Your instructions: If a line in the records below holds the word "from", copy it.

[Collected data]

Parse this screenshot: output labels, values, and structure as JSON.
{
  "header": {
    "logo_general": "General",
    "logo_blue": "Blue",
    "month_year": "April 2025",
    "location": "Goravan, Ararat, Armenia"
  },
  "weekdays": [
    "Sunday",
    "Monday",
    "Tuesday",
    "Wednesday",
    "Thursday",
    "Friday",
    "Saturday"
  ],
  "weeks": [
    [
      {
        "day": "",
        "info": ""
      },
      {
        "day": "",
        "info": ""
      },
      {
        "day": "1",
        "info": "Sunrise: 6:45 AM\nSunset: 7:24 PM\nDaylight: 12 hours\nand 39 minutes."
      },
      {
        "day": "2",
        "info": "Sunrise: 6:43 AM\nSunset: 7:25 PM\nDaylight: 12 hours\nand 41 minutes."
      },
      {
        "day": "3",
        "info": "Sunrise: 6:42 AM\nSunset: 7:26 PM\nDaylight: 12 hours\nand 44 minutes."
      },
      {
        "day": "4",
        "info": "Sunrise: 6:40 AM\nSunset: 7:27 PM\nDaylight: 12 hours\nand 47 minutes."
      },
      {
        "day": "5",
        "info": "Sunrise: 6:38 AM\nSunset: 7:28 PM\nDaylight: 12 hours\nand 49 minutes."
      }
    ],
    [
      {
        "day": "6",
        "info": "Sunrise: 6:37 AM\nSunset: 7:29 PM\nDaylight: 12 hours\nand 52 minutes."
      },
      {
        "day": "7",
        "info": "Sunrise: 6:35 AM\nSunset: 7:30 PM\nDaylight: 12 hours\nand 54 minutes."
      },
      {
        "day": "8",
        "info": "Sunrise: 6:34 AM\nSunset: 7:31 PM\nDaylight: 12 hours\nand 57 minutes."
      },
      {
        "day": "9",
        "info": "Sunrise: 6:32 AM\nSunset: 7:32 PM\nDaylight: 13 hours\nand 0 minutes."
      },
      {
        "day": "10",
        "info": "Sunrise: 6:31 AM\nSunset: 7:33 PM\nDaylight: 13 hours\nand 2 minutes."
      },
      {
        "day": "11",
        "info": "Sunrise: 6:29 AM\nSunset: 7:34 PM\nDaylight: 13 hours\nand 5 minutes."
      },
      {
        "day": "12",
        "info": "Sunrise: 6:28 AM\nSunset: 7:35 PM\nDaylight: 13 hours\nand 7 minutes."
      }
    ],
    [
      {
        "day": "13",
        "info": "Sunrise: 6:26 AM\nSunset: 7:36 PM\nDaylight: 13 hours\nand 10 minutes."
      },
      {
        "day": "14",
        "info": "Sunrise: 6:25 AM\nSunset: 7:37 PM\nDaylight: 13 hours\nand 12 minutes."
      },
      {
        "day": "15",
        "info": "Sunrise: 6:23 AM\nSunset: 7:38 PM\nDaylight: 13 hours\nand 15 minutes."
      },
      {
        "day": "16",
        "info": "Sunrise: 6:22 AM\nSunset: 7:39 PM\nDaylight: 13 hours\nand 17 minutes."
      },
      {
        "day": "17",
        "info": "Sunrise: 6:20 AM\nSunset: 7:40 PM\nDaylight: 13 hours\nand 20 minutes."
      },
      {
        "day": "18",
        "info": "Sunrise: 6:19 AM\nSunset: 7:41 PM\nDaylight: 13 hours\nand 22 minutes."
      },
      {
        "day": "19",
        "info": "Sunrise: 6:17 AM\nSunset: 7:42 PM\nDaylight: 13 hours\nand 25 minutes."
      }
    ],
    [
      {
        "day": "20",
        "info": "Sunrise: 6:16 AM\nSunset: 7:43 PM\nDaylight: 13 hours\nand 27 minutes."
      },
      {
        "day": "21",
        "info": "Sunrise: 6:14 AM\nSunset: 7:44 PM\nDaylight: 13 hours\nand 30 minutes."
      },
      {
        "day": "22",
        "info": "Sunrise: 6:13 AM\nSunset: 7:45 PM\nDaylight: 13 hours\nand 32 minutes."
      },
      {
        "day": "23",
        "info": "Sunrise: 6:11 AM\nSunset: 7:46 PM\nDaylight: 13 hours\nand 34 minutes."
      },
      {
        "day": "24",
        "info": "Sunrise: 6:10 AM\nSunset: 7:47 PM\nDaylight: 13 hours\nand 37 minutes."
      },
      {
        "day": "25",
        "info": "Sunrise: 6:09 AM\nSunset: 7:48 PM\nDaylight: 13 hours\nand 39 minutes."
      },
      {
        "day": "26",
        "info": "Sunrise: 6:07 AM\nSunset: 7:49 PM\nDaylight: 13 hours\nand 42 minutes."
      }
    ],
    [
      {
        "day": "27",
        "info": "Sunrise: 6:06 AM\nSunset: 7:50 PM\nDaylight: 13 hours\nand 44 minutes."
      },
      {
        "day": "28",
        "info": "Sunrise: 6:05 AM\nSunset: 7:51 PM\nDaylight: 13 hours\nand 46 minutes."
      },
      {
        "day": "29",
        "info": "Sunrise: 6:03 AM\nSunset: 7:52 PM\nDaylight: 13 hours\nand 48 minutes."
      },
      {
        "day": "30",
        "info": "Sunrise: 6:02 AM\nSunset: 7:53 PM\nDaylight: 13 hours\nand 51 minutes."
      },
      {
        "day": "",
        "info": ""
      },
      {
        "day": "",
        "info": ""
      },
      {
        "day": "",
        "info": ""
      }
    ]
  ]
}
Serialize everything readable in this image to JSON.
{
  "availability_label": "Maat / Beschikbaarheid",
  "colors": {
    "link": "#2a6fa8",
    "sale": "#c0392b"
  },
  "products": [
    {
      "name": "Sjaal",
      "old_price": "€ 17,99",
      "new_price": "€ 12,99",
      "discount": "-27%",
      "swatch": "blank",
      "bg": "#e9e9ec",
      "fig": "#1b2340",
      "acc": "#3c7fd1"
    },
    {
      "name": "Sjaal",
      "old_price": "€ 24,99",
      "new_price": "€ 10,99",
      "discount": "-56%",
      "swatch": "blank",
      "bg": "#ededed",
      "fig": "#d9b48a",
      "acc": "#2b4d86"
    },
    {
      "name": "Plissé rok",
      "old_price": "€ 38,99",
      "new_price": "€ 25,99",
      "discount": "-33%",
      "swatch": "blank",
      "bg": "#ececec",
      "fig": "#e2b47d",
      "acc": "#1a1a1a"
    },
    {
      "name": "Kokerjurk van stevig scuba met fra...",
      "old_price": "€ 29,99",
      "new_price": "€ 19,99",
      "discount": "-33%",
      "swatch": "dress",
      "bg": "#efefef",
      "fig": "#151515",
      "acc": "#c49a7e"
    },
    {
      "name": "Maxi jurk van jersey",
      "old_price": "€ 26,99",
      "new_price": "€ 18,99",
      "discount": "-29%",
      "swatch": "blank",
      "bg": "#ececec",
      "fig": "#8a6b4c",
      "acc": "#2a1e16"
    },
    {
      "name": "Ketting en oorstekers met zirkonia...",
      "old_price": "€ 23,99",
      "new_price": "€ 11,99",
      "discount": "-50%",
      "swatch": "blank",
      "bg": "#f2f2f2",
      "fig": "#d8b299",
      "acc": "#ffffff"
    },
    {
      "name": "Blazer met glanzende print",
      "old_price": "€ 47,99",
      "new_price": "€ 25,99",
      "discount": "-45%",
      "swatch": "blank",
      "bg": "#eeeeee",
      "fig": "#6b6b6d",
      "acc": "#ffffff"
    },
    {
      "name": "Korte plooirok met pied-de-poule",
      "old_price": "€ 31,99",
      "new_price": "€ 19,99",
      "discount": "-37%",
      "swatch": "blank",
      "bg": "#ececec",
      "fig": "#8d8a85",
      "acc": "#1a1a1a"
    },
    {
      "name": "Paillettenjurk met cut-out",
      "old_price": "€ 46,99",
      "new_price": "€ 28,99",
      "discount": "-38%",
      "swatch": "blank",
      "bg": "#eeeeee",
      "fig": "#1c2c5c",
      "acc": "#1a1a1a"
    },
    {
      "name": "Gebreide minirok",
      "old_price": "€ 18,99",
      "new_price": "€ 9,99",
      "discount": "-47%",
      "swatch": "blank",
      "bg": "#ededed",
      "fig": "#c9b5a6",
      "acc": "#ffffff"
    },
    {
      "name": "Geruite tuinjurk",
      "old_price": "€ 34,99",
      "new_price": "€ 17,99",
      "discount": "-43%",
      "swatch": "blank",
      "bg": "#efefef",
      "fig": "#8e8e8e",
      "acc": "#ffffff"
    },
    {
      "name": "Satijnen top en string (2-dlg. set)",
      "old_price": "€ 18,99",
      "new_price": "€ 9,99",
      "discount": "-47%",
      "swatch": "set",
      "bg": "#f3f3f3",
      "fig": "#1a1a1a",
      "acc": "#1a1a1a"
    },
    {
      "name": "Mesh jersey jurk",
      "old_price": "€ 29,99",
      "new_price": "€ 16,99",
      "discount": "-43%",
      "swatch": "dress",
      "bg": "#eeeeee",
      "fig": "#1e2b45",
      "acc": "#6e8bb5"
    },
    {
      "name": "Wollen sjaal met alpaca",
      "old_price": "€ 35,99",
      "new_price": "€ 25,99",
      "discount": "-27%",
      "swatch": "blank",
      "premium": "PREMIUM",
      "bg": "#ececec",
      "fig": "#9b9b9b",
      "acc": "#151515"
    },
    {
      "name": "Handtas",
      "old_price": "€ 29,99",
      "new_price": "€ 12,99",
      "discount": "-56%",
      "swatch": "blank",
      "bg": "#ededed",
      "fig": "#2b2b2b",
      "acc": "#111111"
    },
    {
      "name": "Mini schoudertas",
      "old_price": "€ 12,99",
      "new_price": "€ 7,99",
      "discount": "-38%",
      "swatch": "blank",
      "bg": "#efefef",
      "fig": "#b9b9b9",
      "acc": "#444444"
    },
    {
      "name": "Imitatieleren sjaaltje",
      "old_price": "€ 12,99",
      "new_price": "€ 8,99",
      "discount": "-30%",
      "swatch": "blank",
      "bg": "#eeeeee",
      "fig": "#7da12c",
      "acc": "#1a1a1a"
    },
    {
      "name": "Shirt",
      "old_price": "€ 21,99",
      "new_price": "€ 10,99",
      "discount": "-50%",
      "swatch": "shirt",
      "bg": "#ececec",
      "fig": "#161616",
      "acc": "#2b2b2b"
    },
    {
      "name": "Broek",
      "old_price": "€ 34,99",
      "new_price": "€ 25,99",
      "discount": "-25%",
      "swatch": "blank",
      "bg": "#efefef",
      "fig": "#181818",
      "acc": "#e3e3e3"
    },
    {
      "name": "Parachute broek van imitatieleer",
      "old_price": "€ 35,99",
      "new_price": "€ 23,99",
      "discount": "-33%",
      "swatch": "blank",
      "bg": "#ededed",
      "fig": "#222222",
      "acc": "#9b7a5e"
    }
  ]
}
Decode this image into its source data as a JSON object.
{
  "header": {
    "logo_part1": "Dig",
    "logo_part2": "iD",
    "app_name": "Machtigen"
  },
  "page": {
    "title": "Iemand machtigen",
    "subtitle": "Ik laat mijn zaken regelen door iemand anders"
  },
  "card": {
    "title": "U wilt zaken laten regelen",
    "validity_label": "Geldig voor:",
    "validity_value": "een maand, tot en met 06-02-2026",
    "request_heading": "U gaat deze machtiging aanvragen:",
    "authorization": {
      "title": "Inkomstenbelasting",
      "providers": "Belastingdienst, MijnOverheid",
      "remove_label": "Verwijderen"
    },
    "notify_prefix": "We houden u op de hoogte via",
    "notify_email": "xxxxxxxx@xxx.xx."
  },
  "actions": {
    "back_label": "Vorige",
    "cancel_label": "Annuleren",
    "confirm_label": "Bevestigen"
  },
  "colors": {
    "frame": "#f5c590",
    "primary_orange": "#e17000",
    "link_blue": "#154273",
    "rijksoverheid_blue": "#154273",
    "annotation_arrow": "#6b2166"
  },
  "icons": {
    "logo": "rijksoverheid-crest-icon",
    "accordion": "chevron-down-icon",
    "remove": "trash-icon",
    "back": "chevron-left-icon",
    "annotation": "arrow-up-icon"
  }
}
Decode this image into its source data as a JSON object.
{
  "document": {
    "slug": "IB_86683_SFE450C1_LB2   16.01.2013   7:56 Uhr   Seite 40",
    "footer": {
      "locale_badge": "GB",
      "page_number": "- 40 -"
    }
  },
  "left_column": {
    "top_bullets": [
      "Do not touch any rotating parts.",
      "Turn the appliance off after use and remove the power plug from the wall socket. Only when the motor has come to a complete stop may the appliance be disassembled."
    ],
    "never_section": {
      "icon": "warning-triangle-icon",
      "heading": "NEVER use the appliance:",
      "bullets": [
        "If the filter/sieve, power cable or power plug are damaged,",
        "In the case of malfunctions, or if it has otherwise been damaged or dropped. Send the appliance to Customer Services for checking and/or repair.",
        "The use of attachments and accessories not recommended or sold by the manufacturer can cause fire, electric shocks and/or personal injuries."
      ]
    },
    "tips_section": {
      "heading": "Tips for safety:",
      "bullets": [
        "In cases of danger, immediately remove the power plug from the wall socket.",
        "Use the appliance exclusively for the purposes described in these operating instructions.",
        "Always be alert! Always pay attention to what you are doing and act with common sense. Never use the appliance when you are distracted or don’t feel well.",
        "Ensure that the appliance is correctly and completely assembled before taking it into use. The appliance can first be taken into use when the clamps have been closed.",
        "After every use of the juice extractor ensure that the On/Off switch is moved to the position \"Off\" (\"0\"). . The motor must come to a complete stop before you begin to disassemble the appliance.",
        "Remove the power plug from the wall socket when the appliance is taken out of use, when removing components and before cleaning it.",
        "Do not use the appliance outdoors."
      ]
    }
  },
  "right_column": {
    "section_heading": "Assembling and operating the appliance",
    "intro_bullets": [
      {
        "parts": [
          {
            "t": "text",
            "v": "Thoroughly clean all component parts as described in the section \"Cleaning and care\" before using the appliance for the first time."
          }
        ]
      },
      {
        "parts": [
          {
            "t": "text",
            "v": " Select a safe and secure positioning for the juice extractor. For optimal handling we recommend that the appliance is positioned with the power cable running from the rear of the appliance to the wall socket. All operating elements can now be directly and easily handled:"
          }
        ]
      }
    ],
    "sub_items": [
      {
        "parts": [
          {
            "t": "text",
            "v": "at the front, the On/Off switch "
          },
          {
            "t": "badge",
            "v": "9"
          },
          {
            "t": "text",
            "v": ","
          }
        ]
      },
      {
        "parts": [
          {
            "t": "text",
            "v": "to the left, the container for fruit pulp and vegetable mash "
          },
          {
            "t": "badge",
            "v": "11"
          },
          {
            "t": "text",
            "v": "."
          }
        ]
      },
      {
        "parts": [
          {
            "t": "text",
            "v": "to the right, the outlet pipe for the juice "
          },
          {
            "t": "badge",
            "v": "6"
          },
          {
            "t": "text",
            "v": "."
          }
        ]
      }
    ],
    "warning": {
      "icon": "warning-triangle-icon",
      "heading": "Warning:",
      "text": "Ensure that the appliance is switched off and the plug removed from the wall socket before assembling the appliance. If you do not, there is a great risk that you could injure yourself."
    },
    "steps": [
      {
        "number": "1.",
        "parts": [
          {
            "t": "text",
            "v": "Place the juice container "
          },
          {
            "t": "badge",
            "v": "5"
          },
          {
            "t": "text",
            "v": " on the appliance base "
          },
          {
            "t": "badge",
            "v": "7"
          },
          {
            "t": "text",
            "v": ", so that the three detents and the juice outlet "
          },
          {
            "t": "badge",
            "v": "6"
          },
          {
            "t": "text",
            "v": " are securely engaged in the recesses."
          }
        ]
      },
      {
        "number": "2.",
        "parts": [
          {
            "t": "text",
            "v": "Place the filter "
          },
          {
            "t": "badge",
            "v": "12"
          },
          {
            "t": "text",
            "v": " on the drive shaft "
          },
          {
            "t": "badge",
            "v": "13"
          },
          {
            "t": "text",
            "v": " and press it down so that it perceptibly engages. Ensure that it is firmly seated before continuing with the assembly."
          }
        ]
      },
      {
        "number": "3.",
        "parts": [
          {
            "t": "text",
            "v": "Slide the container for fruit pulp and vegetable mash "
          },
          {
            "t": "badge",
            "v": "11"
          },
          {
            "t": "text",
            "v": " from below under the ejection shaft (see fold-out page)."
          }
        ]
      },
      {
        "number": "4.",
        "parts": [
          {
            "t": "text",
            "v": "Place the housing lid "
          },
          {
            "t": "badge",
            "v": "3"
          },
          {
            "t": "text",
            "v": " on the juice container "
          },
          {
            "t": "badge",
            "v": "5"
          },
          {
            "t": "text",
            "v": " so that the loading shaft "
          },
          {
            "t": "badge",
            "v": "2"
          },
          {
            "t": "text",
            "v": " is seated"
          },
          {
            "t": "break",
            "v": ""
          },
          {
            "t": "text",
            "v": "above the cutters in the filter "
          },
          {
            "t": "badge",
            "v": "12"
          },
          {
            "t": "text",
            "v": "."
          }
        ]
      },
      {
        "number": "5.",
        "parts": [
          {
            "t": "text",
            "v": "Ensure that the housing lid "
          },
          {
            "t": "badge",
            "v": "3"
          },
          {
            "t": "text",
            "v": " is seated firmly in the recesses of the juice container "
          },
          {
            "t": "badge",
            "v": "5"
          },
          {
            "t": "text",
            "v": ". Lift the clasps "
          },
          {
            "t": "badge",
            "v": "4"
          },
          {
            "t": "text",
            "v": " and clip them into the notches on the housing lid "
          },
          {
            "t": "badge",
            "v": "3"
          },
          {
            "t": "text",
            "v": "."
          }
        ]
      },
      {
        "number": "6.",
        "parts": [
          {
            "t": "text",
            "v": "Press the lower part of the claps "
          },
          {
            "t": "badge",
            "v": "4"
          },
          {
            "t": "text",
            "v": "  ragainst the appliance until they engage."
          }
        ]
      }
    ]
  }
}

Response:
      "Turn the appliance off after use and remove the power plug from the wall socket. Only when the motor has come to a complete stop may the appliance be disassembled."
        "In cases of danger, immediately remove the power plug from the wall socket.",
        "Remove the power plug from the wall socket when the appliance is taken out of use, when removing components and before cleaning it.",
            "v": " Select a safe and secure positioning for the juice extractor. For optimal handling we recommend that the appliance is positioned with the power cable running from the rear of the appliance to the wall socket. All operating elements can now be directly and easily handled:"
      "text": "Ensure that the appliance is switched off and the plug removed from the wall socket before assembling the appliance. If you do not, there is a great risk that you could injure yourself."
            "v": " from below under the ejection shaft (see fold-out page)."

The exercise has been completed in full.